→ **TO DO**
Where the string "match" occurs in a line of the entries below, copy that line.

→ **DATA EXCERPTS**

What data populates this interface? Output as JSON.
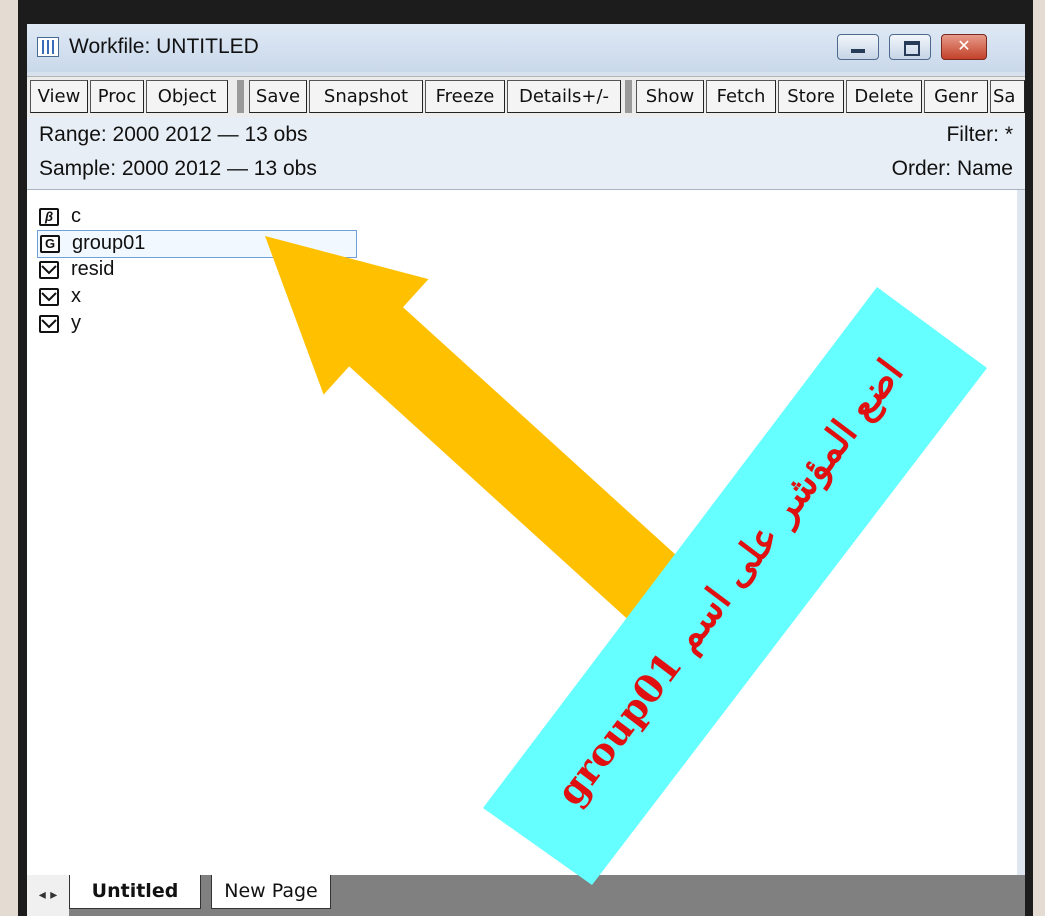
{
  "window": {
    "title": "Workfile: UNTITLED",
    "close_glyph": "✕"
  },
  "toolbar": {
    "buttons": [
      "View",
      "Proc",
      "Object",
      "Save",
      "Snapshot",
      "Freeze",
      "Details+/-",
      "Show",
      "Fetch",
      "Store",
      "Delete",
      "Genr",
      "Sa"
    ]
  },
  "info": {
    "range": "Range:  2000 2012  —  13 obs",
    "sample": "Sample: 2000 2012  —  13 obs",
    "filter": "Filter: *",
    "order": "Order: Name"
  },
  "objects": [
    {
      "name": "c",
      "type_glyph": "β",
      "icon": "coefficient-icon"
    },
    {
      "name": "group01",
      "type_glyph": "G",
      "icon": "group-icon",
      "selected": true
    },
    {
      "name": "resid",
      "type_glyph": "",
      "icon": "series-icon"
    },
    {
      "name": "x",
      "type_glyph": "",
      "icon": "series-icon"
    },
    {
      "name": "y",
      "type_glyph": "",
      "icon": "series-icon"
    }
  ],
  "tabs": {
    "nav_glyph": "◂ ▸",
    "items": [
      "Untitled",
      "New Page"
    ],
    "active": "Untitled"
  },
  "annotation": {
    "text": "اضع المؤشر على اسم group01",
    "box_color": "#66ffff",
    "arrow_color": "#ffc000",
    "text_color": "#e01010"
  }
}
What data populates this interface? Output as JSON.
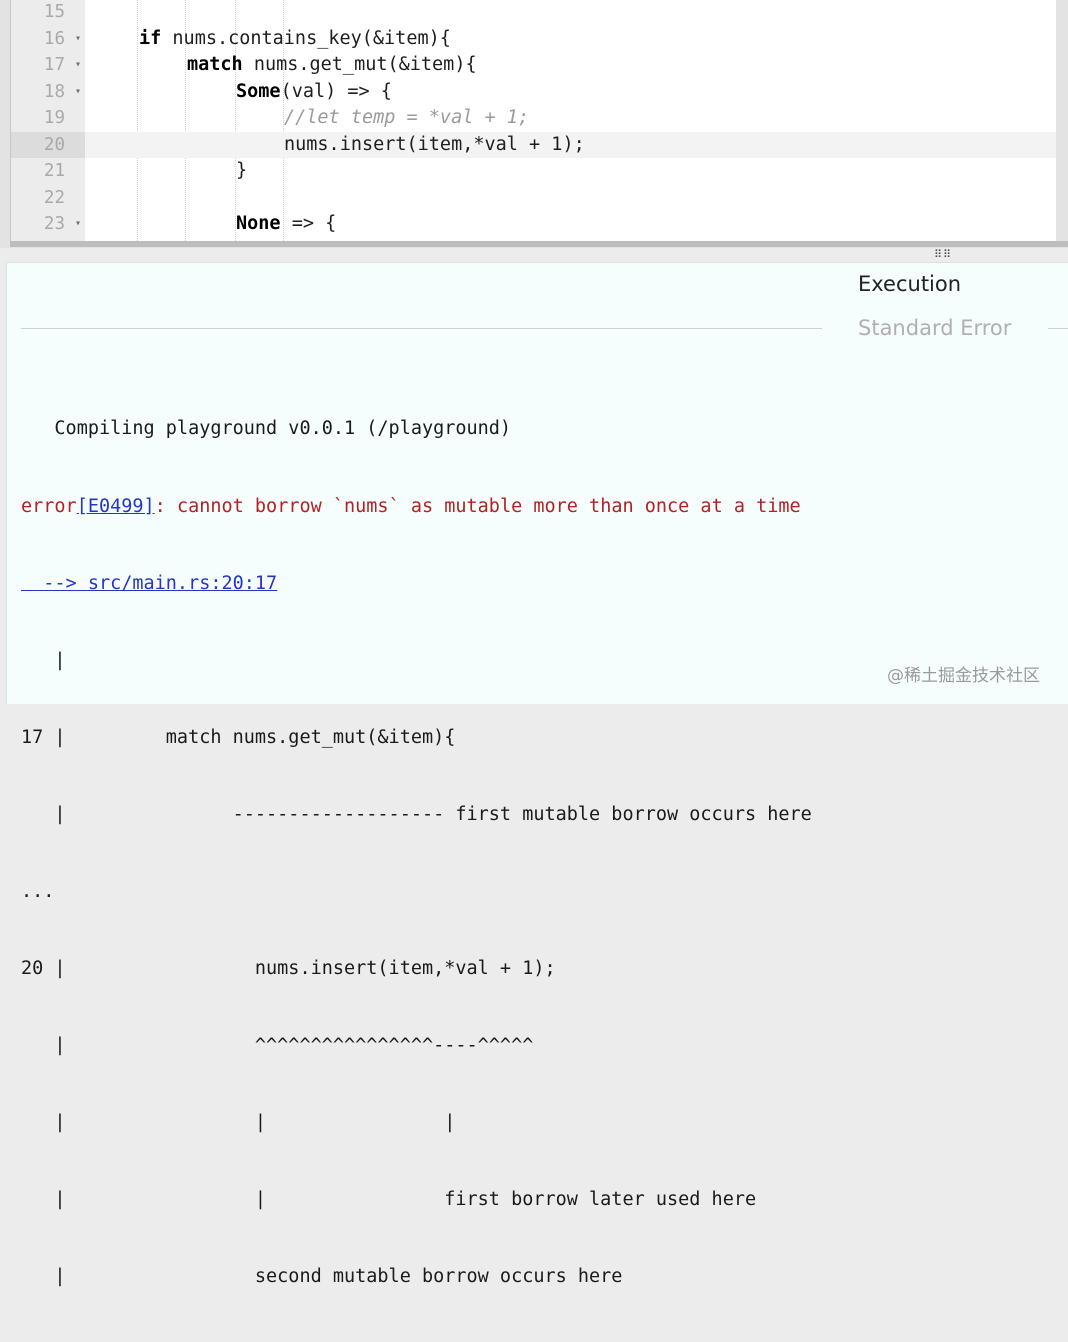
{
  "editor": {
    "active_line": "20",
    "lines": [
      {
        "num": "15",
        "fold": "",
        "code": ""
      },
      {
        "num": "16",
        "fold": "▾",
        "code": "if nums.contains_key(&item){"
      },
      {
        "num": "17",
        "fold": "▾",
        "code": "match nums.get_mut(&item){"
      },
      {
        "num": "18",
        "fold": "▾",
        "code": "Some(val) => {"
      },
      {
        "num": "19",
        "fold": "",
        "code": "//let temp = *val + 1;"
      },
      {
        "num": "20",
        "fold": "",
        "code": "nums.insert(item,*val + 1);"
      },
      {
        "num": "21",
        "fold": "",
        "code": "}"
      },
      {
        "num": "22",
        "fold": "",
        "code": ""
      },
      {
        "num": "23",
        "fold": "▾",
        "code": "None => {"
      }
    ]
  },
  "splitter": {
    "glyph": "⠿⠿"
  },
  "output": {
    "tabs": {
      "execution": "Execution",
      "standard_error": "Standard Error"
    },
    "console": {
      "compiling": "   Compiling playground v0.0.1 (/playground)",
      "error_prefix": "error",
      "error_code": "[E0499]",
      "error_message": ": cannot borrow `nums` as mutable more than once at a time",
      "location_arrow": "  --> ",
      "location": "src/main.rs:20:17",
      "pipe1": "   |",
      "line17": "17 |         match nums.get_mut(&item){",
      "line17_marker": "   |               ------------------- first mutable borrow occurs here",
      "ellipsis": "...",
      "line20": "20 |                 nums.insert(item,*val + 1);",
      "line20_marker": "   |                 ^^^^^^^^^^^^^^^^----^^^^^",
      "pipe_bars": "   |                 |                |",
      "later_used": "   |                 |                first borrow later used here",
      "second_borrow": "   |                 second mutable borrow occurs here"
    }
  },
  "watermark": "@稀土掘金技术社区"
}
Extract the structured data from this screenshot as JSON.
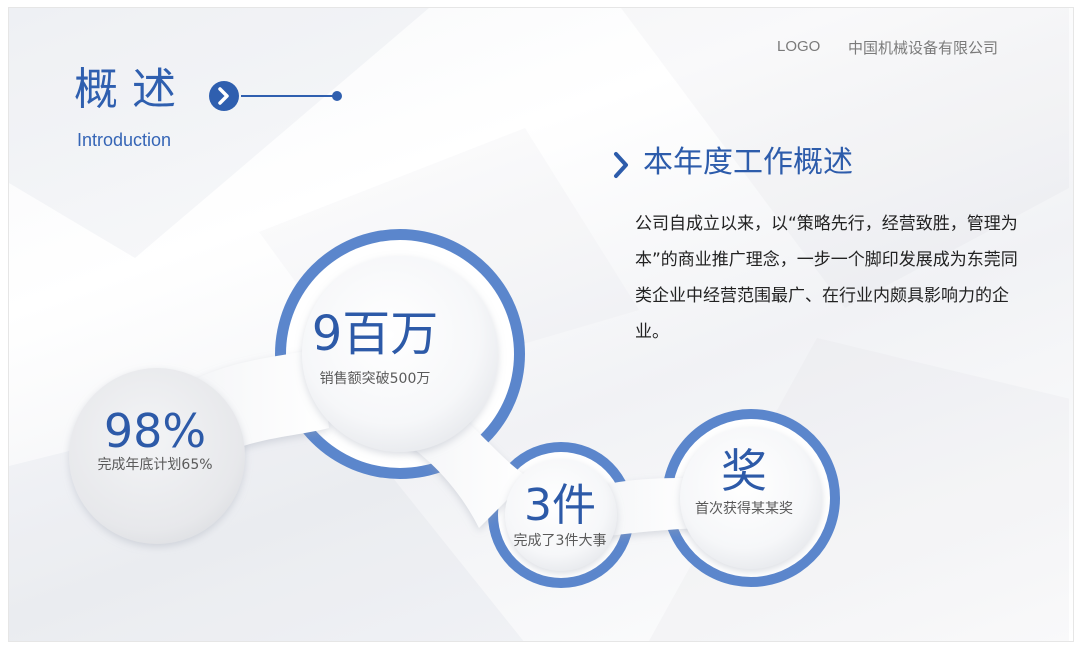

→ **ANSWER SPACE**
        "code": "match nums.get_mut(&item){"
      "line17": "17 |         match nums.get_mut(&item){",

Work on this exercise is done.